The students are enjoying the play’s medieval setting, which allows them to wear elaborate period costumes and interact with majestic castle settings, according to Stogin.
“I wanted the curtain to open to a magnificent world of that two-dimensional, cartoon, fairy-tale land (look),” she said. “The creativity with the set and the costumes and the lighting and the blocking all comes together to make a very light-hearted, happy, cheesy — very cheesy — comedic thing that’s very enjoyable to watch.”
The students are also enjoying the cooperative nature of the musical format, which requires them to interact with their director, music director and choreographer simultaneously, Gregersen said.

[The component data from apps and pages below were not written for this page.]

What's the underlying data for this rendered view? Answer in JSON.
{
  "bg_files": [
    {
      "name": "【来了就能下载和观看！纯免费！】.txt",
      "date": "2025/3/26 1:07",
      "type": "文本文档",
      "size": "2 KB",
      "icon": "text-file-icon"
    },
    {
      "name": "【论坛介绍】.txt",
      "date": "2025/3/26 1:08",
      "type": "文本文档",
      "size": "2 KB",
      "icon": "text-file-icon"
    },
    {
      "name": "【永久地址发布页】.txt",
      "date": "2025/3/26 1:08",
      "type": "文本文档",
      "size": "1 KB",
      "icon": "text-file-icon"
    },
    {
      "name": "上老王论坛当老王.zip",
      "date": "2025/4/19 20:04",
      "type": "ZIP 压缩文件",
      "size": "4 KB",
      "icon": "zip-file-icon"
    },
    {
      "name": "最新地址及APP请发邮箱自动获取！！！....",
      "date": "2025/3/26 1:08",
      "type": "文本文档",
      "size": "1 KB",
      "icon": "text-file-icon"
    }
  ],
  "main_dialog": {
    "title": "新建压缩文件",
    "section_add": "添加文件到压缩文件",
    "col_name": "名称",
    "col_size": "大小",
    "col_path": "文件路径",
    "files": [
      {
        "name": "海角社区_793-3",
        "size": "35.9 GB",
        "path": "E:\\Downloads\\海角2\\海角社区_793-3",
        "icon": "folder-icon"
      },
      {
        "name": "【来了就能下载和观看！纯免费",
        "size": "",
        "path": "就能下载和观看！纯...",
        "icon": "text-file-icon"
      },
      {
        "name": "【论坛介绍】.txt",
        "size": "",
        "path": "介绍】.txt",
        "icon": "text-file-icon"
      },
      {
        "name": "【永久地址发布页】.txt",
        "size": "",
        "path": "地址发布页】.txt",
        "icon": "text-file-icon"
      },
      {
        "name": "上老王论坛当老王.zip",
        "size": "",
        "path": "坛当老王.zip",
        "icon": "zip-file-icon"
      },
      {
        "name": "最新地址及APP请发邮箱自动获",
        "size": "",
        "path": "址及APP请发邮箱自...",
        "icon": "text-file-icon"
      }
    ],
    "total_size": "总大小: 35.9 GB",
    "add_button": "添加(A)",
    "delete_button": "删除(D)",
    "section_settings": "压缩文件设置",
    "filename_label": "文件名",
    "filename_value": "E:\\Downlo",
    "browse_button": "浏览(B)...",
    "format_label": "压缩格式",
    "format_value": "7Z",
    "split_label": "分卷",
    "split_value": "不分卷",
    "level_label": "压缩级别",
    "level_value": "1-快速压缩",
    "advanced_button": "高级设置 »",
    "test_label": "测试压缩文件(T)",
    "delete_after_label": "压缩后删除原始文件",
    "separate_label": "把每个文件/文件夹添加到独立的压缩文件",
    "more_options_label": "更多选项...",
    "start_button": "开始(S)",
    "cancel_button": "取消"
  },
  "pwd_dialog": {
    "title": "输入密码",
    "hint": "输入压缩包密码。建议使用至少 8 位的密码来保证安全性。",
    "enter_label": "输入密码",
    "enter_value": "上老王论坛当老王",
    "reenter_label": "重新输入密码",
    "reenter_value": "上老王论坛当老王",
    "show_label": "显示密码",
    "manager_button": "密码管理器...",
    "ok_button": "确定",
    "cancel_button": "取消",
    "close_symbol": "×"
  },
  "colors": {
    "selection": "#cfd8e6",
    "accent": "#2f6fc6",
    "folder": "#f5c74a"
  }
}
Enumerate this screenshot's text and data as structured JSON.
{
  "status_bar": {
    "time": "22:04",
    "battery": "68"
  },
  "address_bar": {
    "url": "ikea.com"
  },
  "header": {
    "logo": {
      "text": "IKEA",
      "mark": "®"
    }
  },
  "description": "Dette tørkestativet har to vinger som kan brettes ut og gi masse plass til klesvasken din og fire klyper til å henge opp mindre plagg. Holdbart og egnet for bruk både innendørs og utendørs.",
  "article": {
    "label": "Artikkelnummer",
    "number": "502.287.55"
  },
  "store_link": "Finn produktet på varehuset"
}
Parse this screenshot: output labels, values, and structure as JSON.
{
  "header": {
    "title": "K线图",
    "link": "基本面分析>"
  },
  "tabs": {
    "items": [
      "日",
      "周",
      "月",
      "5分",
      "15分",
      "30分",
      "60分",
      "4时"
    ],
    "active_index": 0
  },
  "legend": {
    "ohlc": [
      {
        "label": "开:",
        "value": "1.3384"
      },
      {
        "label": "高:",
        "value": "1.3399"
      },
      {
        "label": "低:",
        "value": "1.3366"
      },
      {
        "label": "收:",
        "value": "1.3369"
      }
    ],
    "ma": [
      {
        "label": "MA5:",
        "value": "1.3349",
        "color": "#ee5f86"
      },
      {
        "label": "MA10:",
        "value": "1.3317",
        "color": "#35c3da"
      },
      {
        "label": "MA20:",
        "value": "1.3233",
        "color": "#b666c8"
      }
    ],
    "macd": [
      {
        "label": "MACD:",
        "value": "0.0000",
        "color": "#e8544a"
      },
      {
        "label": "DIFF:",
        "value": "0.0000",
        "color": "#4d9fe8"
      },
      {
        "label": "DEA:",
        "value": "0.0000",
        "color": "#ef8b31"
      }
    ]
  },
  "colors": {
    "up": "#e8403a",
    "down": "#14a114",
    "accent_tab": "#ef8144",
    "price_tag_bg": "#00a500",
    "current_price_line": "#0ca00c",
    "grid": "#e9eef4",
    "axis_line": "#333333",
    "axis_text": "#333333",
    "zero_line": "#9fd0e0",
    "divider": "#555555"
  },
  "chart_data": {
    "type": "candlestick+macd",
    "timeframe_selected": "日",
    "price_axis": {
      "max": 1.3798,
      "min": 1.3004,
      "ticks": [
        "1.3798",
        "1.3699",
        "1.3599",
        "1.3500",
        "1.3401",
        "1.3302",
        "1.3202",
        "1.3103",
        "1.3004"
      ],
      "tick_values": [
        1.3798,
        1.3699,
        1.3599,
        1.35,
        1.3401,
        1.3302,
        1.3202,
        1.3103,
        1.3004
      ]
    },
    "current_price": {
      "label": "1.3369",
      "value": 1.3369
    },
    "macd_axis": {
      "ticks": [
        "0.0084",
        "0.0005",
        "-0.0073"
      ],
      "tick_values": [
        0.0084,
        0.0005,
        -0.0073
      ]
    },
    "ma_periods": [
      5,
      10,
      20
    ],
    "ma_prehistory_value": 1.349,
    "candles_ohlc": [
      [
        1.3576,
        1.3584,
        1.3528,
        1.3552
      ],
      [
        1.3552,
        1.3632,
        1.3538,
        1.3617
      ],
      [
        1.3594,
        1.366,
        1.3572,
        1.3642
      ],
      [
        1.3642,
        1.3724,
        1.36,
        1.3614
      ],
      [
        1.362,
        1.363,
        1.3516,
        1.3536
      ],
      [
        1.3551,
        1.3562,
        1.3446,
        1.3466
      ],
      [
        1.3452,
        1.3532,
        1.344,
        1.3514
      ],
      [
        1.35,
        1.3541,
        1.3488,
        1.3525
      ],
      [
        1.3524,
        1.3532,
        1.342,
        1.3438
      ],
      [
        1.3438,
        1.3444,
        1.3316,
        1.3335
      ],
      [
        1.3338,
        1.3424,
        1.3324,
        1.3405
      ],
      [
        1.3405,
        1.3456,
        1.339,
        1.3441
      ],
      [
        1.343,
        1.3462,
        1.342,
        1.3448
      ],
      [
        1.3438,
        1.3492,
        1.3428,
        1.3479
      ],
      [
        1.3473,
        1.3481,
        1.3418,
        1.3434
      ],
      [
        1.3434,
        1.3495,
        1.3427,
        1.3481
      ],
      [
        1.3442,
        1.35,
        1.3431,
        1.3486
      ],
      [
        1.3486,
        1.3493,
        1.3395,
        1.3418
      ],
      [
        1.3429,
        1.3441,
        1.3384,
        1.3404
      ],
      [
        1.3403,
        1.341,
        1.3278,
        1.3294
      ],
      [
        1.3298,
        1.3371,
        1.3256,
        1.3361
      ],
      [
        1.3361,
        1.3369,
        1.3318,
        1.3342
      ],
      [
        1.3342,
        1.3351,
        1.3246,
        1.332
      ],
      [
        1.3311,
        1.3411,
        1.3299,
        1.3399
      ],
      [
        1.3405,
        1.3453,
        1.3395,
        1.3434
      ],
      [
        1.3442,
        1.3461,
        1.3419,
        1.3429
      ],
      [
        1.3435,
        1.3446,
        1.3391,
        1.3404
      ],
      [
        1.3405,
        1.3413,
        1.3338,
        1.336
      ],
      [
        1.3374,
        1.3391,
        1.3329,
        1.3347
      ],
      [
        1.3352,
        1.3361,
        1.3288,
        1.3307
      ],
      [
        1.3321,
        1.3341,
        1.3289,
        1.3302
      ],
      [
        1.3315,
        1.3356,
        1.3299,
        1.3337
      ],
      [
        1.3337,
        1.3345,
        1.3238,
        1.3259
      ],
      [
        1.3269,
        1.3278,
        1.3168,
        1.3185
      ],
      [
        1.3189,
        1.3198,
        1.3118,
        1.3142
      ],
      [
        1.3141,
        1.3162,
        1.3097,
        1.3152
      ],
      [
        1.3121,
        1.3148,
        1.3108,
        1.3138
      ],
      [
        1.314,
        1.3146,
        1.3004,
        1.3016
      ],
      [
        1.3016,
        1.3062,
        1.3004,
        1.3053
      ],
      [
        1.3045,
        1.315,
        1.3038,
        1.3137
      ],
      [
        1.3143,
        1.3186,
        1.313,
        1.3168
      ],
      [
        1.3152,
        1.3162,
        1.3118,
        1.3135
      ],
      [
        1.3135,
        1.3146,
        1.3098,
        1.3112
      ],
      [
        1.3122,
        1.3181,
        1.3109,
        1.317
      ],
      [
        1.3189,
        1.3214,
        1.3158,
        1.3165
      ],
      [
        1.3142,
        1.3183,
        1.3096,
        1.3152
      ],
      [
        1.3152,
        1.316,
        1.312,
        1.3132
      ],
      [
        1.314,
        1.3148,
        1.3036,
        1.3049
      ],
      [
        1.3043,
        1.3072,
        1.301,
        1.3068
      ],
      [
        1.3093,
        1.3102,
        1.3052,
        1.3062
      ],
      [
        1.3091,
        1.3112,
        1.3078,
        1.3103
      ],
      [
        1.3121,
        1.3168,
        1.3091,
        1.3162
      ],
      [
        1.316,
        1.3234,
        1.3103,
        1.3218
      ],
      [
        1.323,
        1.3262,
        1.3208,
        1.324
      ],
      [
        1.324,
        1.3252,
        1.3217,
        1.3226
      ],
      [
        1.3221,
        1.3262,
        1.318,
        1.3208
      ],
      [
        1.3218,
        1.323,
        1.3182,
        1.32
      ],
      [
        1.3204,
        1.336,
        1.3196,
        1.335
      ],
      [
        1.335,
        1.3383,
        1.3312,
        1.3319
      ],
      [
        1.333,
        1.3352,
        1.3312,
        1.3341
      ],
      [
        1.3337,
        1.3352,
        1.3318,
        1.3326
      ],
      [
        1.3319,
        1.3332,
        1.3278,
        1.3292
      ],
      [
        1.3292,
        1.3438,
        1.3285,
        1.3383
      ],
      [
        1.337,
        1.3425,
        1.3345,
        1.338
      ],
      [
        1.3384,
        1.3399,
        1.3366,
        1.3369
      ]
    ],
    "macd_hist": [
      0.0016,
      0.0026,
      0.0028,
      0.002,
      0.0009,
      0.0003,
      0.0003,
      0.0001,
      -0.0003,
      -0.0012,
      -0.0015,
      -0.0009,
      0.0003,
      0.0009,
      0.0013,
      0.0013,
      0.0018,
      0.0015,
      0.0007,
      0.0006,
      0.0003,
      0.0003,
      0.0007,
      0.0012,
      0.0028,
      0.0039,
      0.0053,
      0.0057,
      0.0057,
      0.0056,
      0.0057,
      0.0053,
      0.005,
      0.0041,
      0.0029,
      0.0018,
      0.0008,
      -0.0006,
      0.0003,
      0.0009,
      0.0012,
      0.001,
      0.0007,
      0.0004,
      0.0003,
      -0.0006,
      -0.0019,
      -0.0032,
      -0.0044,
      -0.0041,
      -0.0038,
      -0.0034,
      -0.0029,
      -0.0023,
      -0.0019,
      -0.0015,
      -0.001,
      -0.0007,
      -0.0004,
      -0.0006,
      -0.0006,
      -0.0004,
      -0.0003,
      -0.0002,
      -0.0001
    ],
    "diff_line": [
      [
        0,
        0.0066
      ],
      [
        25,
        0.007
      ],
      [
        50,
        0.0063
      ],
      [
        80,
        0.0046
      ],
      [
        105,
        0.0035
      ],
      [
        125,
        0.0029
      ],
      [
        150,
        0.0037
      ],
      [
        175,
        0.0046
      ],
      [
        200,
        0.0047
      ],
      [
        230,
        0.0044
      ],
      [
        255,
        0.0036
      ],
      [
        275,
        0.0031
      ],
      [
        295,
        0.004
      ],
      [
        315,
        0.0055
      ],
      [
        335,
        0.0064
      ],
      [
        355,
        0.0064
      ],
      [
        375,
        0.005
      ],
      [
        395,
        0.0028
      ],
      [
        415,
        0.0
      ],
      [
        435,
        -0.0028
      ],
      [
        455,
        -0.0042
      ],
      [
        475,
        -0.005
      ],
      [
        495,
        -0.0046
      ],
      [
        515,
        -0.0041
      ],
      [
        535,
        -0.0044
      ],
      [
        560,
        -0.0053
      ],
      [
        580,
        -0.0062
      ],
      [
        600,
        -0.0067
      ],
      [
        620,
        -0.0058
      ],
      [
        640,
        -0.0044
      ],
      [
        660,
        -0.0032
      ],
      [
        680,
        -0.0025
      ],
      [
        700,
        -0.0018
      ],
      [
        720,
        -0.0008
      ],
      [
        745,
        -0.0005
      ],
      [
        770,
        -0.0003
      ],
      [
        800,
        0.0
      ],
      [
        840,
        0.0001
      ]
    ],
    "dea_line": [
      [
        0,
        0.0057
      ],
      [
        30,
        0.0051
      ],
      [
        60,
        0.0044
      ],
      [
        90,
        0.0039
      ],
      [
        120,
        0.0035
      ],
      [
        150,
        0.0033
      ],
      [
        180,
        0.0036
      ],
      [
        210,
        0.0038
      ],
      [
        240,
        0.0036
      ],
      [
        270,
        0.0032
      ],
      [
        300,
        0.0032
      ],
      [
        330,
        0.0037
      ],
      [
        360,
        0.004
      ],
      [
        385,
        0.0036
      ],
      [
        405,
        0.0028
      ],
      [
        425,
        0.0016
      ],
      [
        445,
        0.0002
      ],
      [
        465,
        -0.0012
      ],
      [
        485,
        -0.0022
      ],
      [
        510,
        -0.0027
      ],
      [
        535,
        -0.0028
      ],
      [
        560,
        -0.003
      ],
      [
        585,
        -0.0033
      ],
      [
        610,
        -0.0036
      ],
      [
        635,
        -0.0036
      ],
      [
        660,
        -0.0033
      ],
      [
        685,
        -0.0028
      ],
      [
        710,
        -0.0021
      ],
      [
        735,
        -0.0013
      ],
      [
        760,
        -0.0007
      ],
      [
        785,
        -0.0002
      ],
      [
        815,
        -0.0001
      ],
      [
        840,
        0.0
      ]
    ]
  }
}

“They’re loving to work together on such a collaborative show,” he added. “I get a lot of, ‘We just like that everyone’s in it.’ Keira and Sydney have established such a nice working environment that the kids are really having a great time while working their tails off to perform a great show.”
This isn’t Stogin’s first time directing high school students. She helped to launch the Troy Community Theater in Troy, Idaho, and served as the assistant director for the group’s production of “The Wizard of Oz” in the summer of 2019. The following summer, she directed the group’s production of “You’re a Good Man, Charlie Brown.”
She graduated from the University of Utah in Salt Lake City, Utah, with an acting degree in May 2021.
‘I ended up moving home and waiting for the next section of life to begin,” she said. “I reached out to Gregersen and said, ‘Hey, if there’s anything I can do for the theater, please let me know. I would love to (help).’ The next thing I heard from him was, ‘If you want to direct a big musical, you totally can.'”
Stogin said that she has benefitted from the experience, both personally and professionally.
“These kids have so much pouring out of them in terms of dedication and passion and talent and desire to perform, so to be able to pour back into them, in that way of, ‘You want this to be awesome? All right, let’s make this awesome,’ I feel like my soul is fulfilled to the highest degree every day,” she said. “The collaboration aspect is truly what I’ve been missing in my life, so that’s been super nice. And it just feels good to do what I’ve been training to do.”
Gregersen has also been “thrilled” to watch Valaer work with the students, especially those who haven’t sung in public before.
“Brand-new singers will come to a musical every time I’ve done one,” he said. “The key is having a really good musical director who can teach the parts, pull them along and give them confidence. That’s where Sydney comes in. She’s incredibly gifted at teaching music to kids and giving them the confidence and the skills and the tools, but also inspiring them to go on and really sing out and be a part of the show.”